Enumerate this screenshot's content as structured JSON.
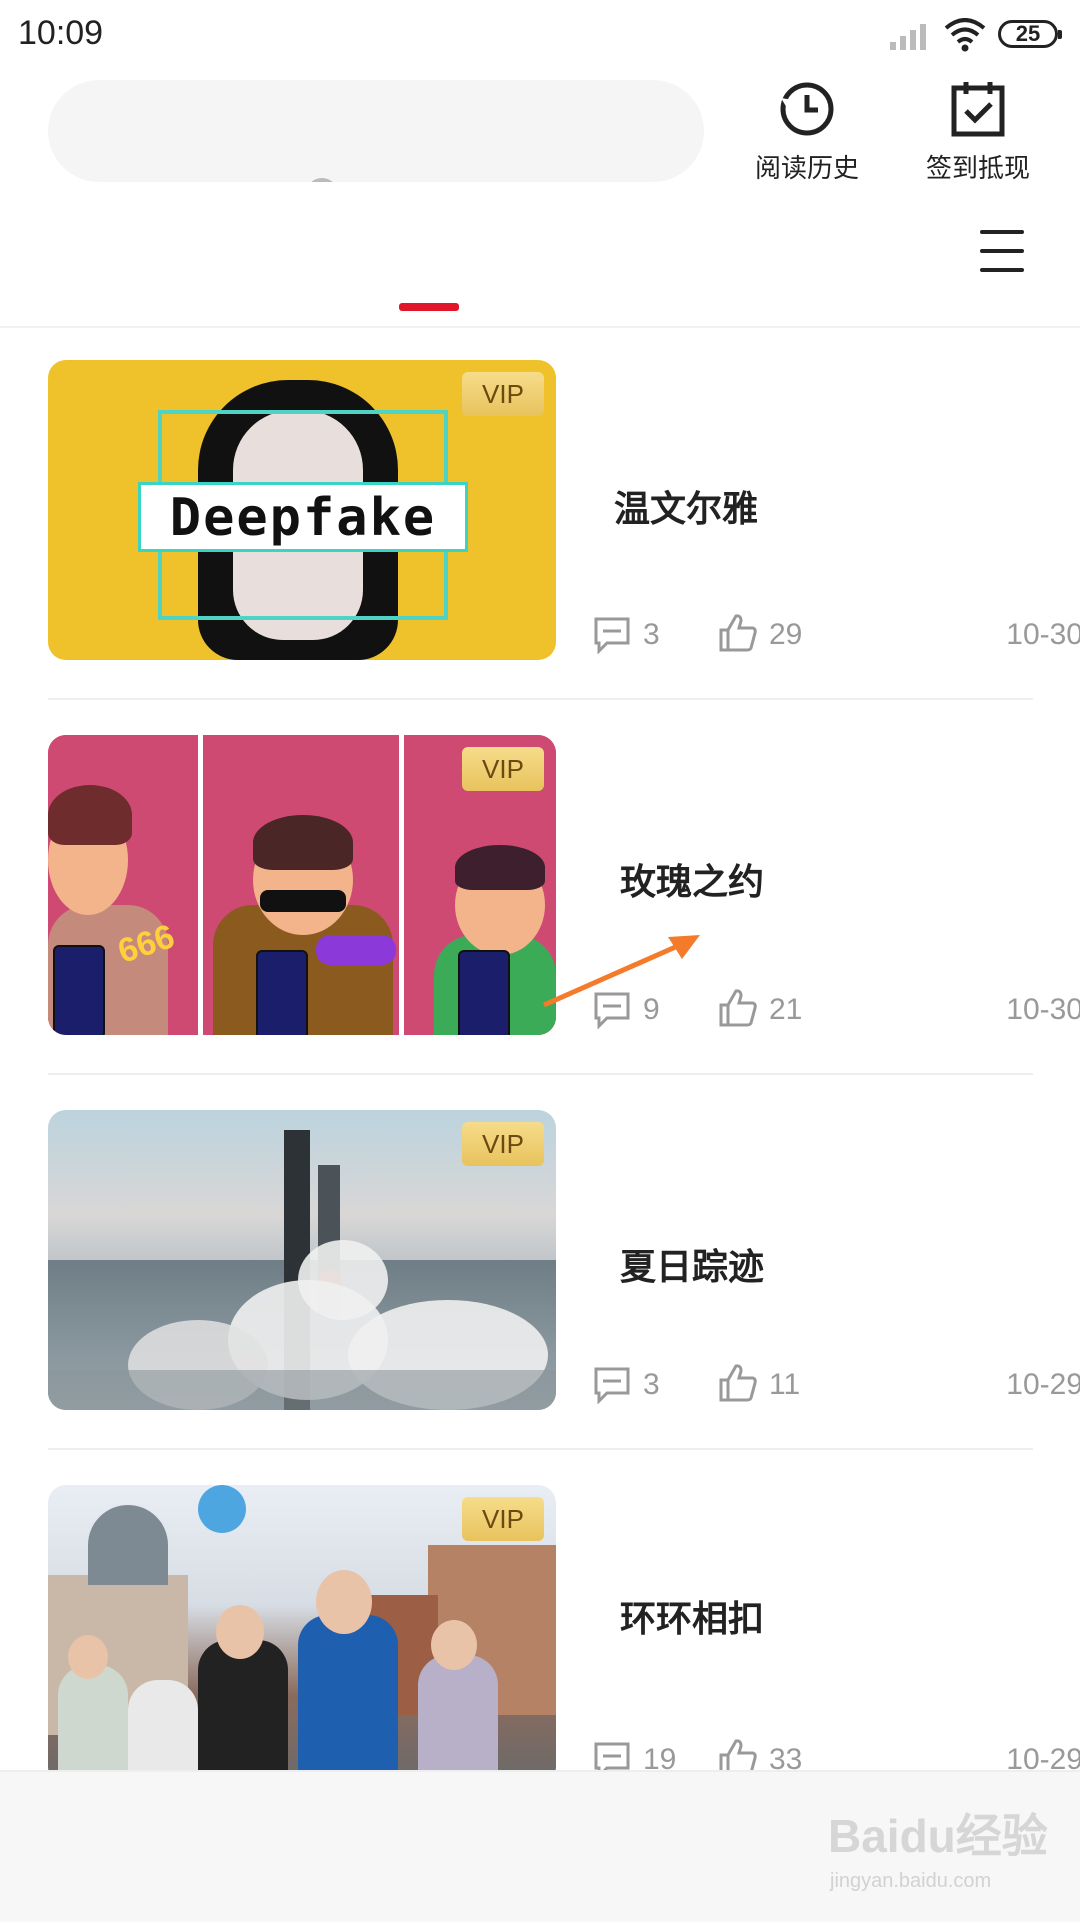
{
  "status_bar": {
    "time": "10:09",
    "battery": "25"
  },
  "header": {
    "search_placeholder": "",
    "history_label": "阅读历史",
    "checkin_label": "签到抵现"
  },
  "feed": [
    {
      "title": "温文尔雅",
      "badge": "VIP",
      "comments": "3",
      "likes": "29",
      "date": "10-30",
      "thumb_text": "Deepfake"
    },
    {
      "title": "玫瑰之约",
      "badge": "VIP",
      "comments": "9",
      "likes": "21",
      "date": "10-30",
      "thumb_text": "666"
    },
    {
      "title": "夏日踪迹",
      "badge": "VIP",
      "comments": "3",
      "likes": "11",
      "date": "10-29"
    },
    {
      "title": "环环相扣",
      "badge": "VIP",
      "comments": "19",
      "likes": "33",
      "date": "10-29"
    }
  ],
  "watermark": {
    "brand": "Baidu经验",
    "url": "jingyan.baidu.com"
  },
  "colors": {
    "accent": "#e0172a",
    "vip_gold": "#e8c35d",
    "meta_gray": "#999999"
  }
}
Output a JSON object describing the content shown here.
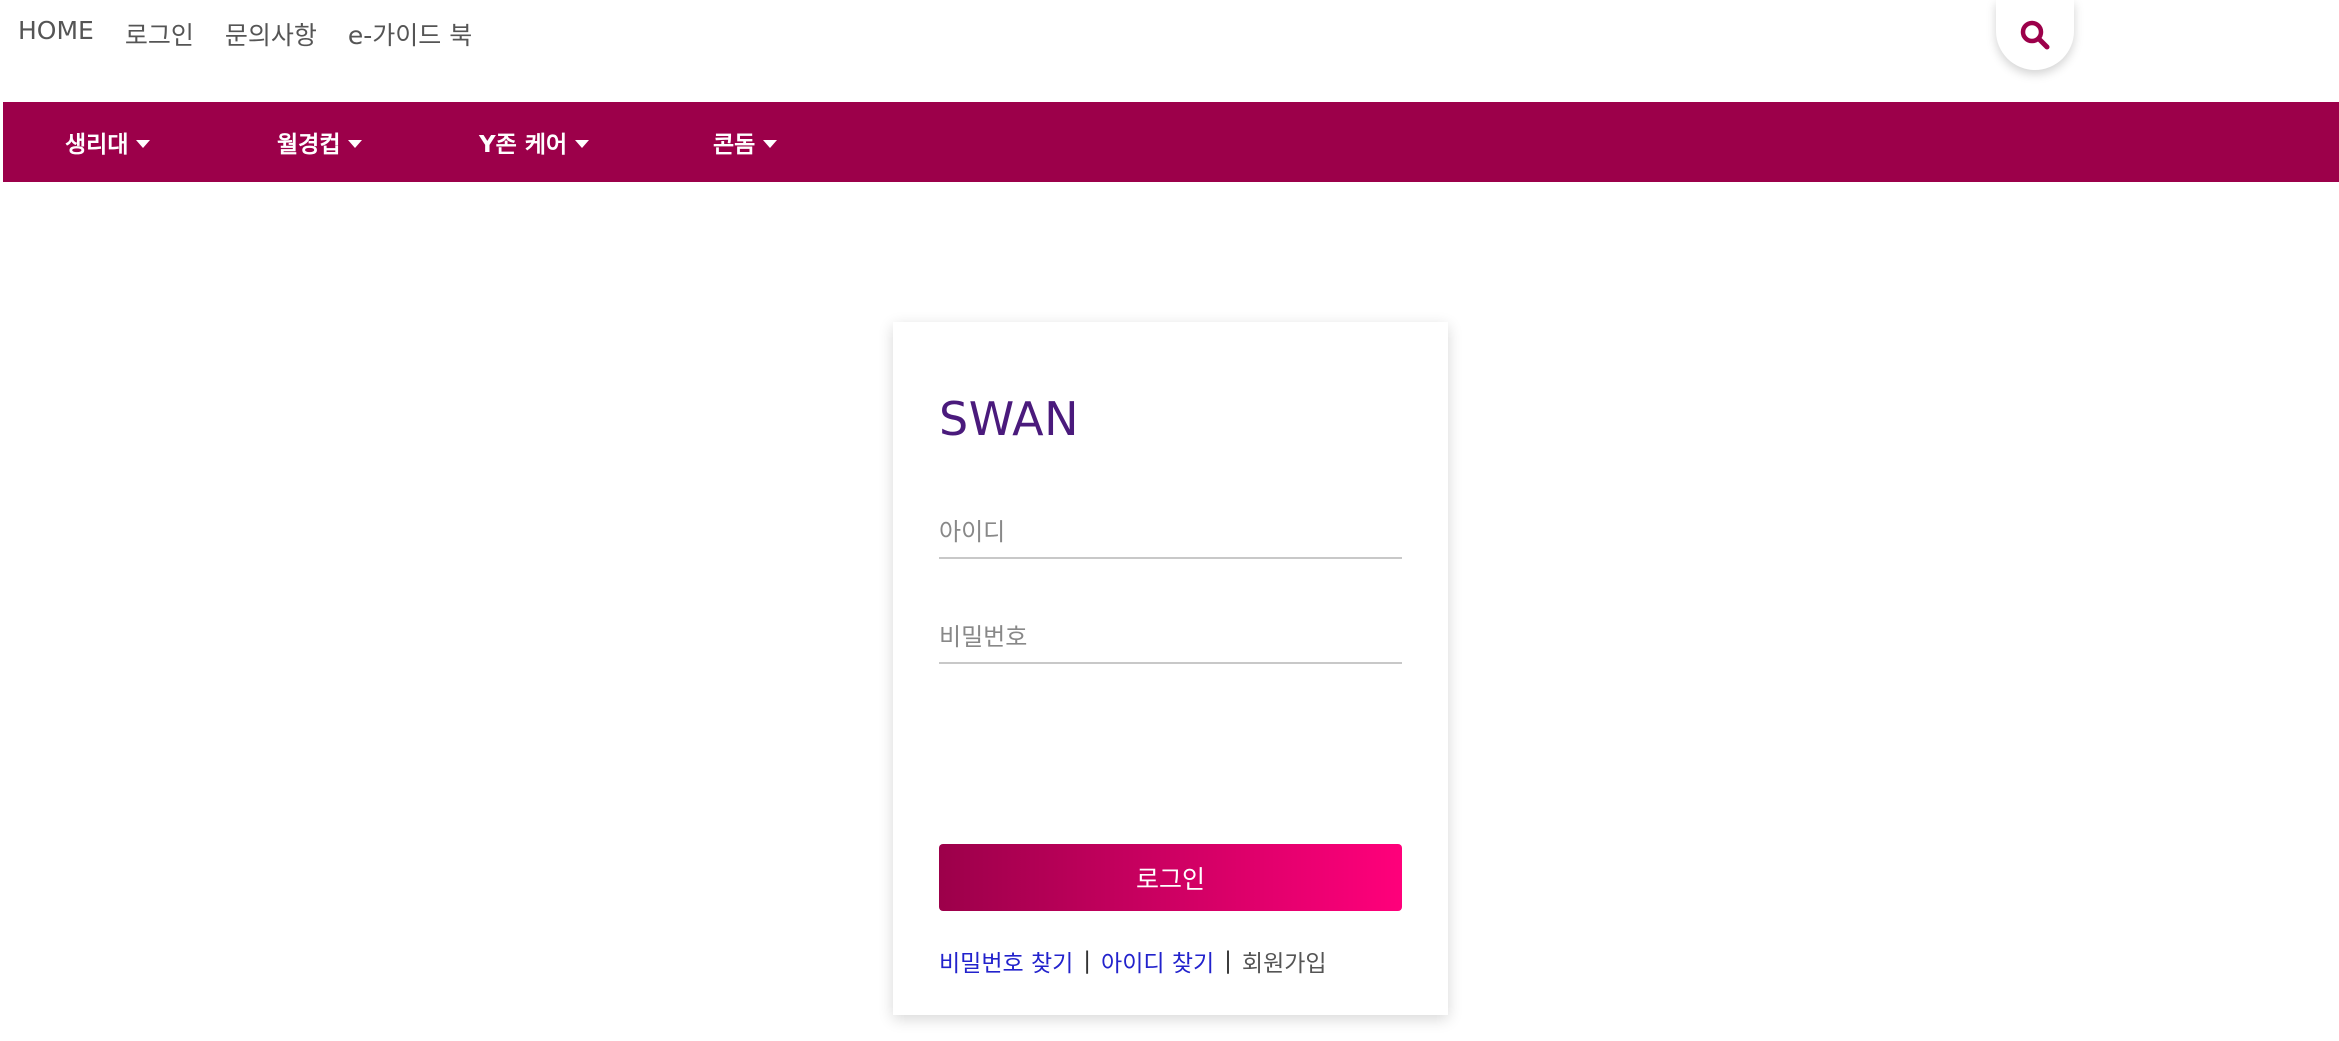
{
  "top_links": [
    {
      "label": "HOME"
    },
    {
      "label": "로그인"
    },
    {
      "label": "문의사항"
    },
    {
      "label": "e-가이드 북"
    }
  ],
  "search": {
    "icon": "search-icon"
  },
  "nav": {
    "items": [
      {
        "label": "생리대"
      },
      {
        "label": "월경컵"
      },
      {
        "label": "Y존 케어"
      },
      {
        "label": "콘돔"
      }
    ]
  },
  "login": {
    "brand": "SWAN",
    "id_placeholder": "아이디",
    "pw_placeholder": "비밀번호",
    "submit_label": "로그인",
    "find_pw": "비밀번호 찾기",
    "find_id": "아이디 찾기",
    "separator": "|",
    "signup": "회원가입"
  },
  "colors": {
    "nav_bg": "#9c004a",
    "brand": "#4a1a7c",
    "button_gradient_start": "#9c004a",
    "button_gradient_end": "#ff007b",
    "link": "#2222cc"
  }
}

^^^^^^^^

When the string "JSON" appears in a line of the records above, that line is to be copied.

Exercise answer >>
Enumerate this screenshot's content as structured JSON.
Output a JSON object describing the content shown here.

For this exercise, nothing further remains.